[Opening DATASET RECORDS section]
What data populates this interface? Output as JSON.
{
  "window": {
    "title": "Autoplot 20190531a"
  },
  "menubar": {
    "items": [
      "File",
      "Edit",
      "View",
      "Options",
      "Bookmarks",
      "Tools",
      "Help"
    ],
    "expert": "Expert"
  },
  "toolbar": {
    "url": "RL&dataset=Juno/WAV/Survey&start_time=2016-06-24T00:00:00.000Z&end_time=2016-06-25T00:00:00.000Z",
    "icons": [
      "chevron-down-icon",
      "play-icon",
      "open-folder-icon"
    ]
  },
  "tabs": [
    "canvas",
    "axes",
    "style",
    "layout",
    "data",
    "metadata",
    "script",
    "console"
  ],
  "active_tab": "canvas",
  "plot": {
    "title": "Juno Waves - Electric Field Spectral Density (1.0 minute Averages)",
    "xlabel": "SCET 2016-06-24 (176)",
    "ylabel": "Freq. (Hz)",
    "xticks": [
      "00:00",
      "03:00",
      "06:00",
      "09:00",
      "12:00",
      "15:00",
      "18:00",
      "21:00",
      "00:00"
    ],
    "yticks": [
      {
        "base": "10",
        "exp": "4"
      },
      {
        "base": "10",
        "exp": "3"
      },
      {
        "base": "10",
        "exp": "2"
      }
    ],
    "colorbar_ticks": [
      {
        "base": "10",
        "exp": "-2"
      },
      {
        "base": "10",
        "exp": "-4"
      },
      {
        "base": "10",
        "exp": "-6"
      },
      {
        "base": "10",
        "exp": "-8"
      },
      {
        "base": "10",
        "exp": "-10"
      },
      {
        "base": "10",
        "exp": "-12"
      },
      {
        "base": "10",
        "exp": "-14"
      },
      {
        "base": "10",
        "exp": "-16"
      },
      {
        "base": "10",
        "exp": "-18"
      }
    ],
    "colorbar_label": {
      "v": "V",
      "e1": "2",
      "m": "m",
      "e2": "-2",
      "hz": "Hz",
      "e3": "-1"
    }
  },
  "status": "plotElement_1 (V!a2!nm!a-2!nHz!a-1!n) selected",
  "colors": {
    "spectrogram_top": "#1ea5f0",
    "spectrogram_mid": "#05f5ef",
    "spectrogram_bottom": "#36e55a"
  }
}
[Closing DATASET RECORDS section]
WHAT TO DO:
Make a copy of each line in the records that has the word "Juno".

WRITTEN SOLUTION:
    "url": "RL&dataset=Juno/WAV/Survey&start_time=2016-06-24T00:00:00.000Z&end_time=2016-06-25T00:00:00.000Z",
    "title": "Juno Waves - Electric Field Spectral Density (1.0 minute Averages)",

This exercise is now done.